Try it: Every line of the entries that holds the word "true" is to be copied.
== Records to process
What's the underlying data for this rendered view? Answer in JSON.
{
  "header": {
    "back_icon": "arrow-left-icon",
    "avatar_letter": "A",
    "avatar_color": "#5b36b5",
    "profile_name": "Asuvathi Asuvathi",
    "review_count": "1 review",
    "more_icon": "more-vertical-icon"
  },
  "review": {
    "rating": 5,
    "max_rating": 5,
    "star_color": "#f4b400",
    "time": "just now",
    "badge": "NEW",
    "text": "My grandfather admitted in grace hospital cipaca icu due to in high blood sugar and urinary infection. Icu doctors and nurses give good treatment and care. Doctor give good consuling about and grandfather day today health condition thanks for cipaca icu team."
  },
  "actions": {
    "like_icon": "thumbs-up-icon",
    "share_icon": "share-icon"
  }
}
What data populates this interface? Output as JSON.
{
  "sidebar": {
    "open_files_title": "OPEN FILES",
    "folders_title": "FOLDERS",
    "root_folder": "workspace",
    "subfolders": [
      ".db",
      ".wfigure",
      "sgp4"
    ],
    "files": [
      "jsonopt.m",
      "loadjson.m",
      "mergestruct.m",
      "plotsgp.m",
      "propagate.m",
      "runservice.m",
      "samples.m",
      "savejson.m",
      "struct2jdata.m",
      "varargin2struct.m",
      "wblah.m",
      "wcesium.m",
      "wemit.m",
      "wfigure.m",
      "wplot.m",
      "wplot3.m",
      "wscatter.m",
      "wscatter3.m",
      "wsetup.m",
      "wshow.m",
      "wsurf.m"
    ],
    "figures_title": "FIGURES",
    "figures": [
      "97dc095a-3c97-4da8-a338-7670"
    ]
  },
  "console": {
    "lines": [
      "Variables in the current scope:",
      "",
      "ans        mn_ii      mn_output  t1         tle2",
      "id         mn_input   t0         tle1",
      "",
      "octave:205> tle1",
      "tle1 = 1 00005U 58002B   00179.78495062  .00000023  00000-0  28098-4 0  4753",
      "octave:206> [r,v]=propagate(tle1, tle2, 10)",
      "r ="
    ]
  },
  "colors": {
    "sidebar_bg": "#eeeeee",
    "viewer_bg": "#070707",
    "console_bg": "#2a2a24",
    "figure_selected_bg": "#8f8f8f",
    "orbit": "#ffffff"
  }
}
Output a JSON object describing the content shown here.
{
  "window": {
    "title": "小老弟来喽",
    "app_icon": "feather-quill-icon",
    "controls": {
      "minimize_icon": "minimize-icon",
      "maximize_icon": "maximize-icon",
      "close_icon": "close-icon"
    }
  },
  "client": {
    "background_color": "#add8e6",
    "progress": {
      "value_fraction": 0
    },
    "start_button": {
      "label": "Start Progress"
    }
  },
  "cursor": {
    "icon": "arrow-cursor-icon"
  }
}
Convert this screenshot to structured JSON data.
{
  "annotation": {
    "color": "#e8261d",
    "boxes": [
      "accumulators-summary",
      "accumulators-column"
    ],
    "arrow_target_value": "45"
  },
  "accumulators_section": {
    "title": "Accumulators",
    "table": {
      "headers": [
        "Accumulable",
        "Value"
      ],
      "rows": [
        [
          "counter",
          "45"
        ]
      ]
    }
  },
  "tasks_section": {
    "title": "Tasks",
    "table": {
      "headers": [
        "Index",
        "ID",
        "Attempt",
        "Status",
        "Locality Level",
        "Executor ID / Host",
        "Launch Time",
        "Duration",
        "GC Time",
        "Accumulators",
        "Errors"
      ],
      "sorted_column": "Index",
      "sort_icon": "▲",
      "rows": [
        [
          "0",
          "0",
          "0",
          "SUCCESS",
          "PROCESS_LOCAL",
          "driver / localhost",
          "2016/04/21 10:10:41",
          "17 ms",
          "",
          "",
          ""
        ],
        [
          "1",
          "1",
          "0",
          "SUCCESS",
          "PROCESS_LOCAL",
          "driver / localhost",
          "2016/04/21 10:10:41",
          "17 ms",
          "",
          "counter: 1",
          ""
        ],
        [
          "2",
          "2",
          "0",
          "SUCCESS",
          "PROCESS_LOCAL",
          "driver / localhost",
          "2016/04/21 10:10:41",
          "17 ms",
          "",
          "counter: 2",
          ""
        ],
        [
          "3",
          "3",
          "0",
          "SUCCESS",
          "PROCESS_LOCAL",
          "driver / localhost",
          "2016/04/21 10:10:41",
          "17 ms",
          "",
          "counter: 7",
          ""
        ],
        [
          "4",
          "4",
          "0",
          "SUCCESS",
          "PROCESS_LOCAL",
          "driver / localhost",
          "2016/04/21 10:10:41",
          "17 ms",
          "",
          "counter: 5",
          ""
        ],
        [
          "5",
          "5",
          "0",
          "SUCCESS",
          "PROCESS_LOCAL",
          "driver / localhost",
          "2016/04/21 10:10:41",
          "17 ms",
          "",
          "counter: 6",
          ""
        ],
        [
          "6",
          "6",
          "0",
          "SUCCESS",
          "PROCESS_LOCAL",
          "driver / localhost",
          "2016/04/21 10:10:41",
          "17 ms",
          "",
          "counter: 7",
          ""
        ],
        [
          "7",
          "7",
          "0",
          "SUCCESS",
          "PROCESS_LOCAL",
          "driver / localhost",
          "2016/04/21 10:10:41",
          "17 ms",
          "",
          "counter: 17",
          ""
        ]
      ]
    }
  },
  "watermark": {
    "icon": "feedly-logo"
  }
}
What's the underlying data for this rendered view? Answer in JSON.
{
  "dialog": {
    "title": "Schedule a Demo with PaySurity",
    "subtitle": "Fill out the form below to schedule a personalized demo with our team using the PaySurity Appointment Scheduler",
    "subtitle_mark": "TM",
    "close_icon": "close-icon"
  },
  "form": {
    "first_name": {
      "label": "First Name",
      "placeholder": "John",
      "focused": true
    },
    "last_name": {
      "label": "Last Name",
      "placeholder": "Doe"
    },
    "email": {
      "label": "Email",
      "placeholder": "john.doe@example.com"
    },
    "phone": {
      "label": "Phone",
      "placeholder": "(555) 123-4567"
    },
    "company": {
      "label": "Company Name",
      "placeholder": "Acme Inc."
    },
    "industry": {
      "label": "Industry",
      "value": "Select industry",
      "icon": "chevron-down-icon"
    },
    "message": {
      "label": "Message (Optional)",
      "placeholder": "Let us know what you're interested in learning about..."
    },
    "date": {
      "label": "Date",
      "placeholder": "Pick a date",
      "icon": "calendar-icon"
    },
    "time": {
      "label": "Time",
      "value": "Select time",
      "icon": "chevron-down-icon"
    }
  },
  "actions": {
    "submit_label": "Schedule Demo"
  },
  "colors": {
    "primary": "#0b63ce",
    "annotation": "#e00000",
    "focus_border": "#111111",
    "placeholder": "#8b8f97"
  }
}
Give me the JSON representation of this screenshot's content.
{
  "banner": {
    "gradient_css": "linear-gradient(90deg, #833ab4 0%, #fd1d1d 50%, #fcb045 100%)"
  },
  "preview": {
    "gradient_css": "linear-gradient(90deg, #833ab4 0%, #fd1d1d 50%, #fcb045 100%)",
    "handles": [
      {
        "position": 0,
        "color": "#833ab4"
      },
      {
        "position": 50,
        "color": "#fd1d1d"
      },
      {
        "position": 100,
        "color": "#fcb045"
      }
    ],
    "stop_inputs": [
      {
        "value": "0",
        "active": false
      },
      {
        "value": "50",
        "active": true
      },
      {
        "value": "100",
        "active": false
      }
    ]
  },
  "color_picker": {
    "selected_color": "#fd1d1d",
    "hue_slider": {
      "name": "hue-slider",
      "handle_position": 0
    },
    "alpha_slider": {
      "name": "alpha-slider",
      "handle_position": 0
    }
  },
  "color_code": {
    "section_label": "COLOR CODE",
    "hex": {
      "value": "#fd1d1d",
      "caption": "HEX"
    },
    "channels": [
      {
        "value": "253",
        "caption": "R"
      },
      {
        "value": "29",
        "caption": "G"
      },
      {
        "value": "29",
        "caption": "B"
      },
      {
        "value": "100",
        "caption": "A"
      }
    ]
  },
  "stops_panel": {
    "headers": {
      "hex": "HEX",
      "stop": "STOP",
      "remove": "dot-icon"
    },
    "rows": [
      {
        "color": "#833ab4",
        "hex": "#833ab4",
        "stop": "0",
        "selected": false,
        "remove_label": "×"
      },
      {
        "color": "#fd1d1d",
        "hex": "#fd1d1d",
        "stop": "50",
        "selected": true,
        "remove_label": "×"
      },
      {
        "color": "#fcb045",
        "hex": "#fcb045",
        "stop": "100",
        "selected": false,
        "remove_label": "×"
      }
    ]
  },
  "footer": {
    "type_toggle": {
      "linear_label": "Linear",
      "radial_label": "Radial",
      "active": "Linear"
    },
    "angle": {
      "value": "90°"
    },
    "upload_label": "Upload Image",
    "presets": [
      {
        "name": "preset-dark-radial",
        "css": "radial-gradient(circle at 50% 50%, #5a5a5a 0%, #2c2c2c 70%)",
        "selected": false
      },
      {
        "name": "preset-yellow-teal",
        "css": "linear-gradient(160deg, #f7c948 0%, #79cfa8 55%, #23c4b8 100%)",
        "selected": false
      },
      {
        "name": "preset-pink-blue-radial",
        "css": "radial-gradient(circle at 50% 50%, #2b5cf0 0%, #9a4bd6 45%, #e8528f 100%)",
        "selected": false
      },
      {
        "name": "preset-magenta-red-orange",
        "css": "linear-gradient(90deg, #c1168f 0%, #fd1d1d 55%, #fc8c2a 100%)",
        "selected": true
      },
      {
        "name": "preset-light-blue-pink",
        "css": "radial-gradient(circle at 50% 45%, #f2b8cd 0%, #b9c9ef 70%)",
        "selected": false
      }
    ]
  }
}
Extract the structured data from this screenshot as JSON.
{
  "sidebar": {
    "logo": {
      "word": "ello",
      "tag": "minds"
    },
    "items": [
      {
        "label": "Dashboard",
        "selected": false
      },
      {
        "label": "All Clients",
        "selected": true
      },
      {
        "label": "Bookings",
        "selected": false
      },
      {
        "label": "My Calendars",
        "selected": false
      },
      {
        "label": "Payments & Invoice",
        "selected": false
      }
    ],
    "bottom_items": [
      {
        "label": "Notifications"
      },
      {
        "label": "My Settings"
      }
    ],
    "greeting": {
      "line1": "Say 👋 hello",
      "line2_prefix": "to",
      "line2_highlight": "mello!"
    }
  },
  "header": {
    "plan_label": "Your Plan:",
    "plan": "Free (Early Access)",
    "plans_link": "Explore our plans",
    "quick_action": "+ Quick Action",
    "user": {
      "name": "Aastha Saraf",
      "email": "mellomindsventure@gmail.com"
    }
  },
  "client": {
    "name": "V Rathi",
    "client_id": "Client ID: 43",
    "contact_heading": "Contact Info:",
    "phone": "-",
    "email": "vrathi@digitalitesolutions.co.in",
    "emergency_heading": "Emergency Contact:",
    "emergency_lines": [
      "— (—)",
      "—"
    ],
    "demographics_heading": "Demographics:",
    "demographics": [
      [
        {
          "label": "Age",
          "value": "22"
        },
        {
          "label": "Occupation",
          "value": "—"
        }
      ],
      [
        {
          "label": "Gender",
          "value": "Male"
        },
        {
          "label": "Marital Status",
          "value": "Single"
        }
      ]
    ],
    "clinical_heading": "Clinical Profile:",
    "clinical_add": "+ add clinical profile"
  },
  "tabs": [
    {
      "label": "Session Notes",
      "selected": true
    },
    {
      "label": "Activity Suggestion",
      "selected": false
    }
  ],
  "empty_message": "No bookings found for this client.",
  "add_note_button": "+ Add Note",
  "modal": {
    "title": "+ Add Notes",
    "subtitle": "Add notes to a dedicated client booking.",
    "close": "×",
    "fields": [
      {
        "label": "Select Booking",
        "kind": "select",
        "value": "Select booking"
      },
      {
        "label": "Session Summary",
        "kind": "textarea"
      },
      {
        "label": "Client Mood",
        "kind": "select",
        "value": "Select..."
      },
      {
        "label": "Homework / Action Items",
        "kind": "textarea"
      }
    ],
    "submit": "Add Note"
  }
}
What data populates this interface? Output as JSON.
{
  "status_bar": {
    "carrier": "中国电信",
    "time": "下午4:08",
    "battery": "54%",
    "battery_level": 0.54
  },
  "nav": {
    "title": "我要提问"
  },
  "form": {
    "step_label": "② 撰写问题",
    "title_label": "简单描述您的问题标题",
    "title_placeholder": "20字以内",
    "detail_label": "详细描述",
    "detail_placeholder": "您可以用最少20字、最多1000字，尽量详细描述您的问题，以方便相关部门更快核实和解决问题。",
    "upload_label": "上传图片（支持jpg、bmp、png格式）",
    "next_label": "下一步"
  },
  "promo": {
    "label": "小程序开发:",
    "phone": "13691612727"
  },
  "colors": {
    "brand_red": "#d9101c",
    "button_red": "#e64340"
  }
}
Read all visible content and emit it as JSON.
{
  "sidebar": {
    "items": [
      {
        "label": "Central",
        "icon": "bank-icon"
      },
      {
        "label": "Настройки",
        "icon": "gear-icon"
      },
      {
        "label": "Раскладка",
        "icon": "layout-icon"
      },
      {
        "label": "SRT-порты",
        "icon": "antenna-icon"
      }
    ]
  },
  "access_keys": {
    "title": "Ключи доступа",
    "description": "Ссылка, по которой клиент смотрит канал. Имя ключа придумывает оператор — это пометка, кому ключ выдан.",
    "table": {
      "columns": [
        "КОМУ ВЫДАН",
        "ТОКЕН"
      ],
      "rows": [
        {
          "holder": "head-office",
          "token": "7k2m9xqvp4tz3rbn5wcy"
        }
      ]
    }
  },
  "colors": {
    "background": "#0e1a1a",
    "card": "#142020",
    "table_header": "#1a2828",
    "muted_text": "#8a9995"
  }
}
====
Solution for this problem:
      "focused": true
        "active": true
        "selected": true,
        "selected": true
        "selected": true
      "selected": true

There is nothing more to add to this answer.